(6) Catch a Baseball Game
We spent one of our evenings at a Seattle Mariner’s game. The stadium is located down the road from China Town, so we grabbed an early dinner in China Town before the game.
To get there from downtown, you can take the Light Link to King Street Station. Its about a 15 minute walk from the station to the stadium.
After the game, we chose to walk back to our hotel. There was a good crowd of people who did the same. We passed through Pioneer Square on our way. If we didn’t have to wake up early the next day we probably would have stopped for a drink like many of the baseball fans. Pioneer Square is Seattle’s “original neighborhood” (established 1852).
Before the baseball game, we stopped in Seattle’s Chinatown.
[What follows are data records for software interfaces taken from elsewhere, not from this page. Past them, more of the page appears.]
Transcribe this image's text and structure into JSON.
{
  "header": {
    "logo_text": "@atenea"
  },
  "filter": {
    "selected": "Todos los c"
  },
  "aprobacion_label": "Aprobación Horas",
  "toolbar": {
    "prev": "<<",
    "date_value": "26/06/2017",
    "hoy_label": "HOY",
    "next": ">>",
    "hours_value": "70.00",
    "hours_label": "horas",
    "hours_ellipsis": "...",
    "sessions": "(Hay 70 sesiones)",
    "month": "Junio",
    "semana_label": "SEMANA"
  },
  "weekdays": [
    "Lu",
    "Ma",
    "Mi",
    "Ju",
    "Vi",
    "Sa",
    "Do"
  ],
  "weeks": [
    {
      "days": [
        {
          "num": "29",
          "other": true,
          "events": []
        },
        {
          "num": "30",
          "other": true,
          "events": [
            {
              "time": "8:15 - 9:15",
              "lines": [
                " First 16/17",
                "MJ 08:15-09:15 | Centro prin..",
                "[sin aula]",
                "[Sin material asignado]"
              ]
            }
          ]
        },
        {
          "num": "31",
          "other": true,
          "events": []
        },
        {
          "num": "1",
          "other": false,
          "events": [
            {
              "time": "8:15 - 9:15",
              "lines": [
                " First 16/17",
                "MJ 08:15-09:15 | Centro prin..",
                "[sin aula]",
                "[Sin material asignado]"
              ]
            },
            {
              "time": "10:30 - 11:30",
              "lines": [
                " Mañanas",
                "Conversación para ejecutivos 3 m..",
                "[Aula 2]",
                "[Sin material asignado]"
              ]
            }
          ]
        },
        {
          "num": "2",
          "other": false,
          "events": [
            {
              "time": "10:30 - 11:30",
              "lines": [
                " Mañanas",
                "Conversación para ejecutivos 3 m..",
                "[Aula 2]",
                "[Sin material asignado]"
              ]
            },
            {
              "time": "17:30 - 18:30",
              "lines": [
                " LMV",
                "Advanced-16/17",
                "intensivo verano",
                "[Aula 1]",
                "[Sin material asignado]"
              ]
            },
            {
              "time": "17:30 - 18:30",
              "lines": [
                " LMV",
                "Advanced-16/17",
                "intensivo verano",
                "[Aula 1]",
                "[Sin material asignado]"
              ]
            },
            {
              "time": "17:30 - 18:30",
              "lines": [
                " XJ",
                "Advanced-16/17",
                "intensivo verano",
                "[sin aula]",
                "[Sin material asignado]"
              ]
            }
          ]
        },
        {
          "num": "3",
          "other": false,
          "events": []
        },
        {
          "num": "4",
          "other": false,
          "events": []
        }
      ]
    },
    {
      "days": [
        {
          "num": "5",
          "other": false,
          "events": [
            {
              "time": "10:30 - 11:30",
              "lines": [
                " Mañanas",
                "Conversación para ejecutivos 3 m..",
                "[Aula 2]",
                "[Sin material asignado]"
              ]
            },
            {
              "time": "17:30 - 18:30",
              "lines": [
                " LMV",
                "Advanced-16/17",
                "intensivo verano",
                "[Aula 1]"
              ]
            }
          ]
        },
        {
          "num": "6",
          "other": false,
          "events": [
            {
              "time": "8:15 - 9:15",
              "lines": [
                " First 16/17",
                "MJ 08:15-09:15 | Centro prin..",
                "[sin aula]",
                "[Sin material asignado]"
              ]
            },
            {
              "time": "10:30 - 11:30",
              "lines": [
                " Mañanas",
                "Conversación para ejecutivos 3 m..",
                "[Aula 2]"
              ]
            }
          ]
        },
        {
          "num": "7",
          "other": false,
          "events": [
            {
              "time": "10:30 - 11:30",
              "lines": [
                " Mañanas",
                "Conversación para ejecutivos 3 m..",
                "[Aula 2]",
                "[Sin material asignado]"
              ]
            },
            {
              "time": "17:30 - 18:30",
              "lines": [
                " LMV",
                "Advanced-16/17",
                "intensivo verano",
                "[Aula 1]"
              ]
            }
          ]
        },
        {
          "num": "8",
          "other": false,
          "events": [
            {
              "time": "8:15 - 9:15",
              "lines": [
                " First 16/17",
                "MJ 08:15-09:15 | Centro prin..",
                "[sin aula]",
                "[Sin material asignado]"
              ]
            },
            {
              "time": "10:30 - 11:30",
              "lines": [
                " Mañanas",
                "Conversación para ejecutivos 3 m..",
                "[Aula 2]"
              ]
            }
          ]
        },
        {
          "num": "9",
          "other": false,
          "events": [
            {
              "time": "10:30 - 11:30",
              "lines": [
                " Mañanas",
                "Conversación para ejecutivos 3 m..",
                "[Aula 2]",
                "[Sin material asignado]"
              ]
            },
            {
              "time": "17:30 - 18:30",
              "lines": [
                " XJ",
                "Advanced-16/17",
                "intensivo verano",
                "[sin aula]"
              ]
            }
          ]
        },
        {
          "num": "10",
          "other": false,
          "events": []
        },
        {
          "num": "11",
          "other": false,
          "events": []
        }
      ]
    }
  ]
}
Since all we did was eat at a small restaurant at the back of a tiny market, I can’t really describe what to do and see in the Chinatown-International District. Check out Seattle’s website for more information. Share in the comments your favorite spots in Chinatown!
Click here for the location of Chinatown Gate.
(8) Mount Rainier Day Trip
Spend a day on Mount Rainier! We took a day trip to the National Park and hiked a trail on Mount Rainier. To find out more about this hike and the National Park, check out my blog post, here!
(9) Day Trip to Victoria, B.C.
Only a ferry ride away, add a trip to another country to your itinerary! Check out my post on our day trip to Victoria, here!
A Few Places to Eat:
- Top Pot Donuts
- The Pike Brewing Company
- Umi Sake House
- Red Door, Fremont
Where We Stayed:
The Arctic Club, Seattle, WA
Where are you favorite spots in Seattle? Share in the Comments below!